Project aims

Traditional spatial flow data visualization techniques struggle to represent the increased complexity of more recent datasets. This research explores methods of spatial data visualization for better perception of flow.

A spatial interaction model was used to predict migration pattern flows within the UK using census population data as an input, to provide a small dataset for quick proof-of-concept visualization. Data was visualized using R packages ggplot2, Mapdeck, Circlize and ChordDiag - the latter two being multidisciplinary R packages originally used in the visualization of genetic data.

The strengths and weaknesses of each visualization technique have been assessed, and a final workflow of visualization produced that combines the use of standard mapping techniques such as Mapdeck alongside non-standard techniques such as ChordDiag, as the latter provide more opportunity for detailed data analysis whilst traditional techniques provides geographical context of the spatial data.

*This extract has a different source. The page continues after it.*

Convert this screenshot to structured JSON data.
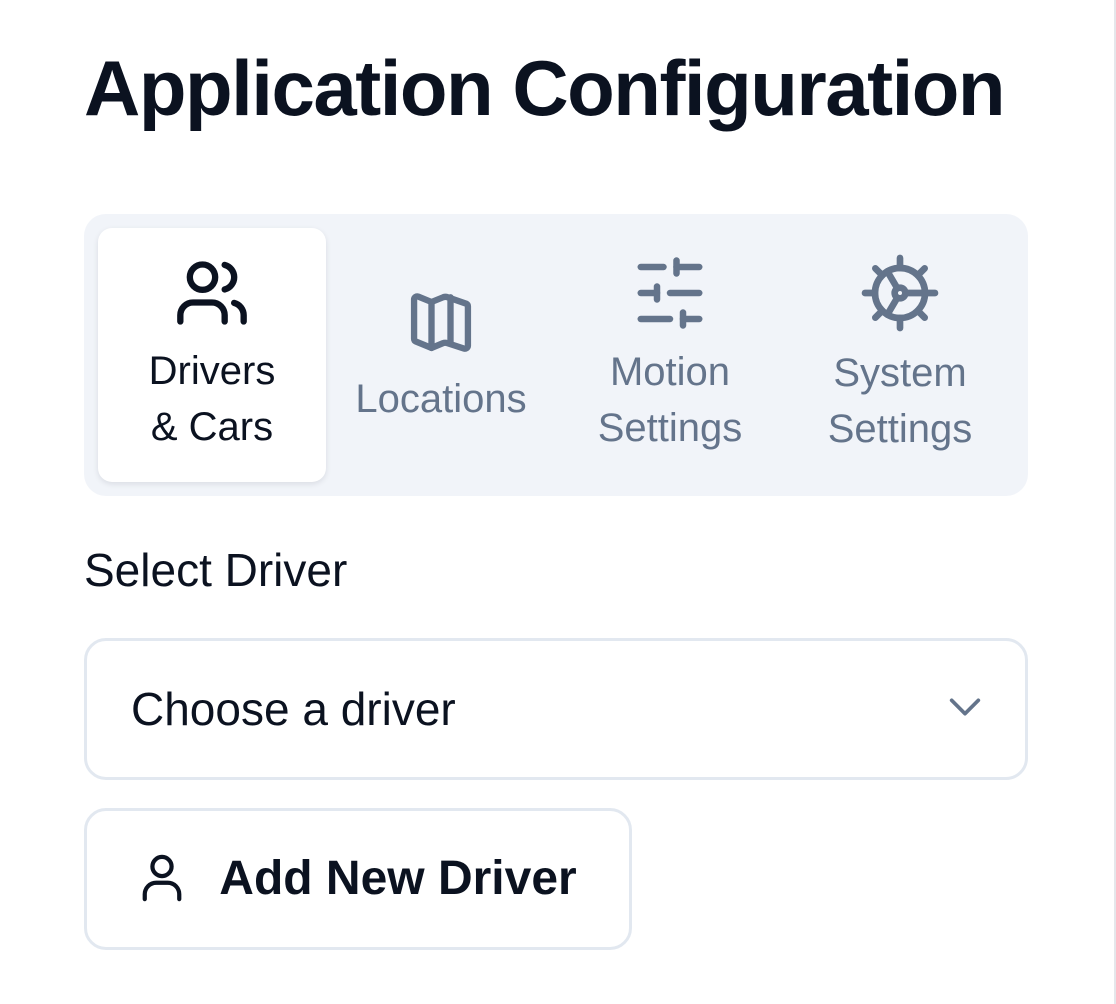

Improving the visualization methods of spatial data allows researchers to draw conclusions from such data with more clarity and confidence. Being able to identify large flows that may have otherwise been missed is important in the field of urban analytics, allowing researchers to identify potential areas of interest and further research.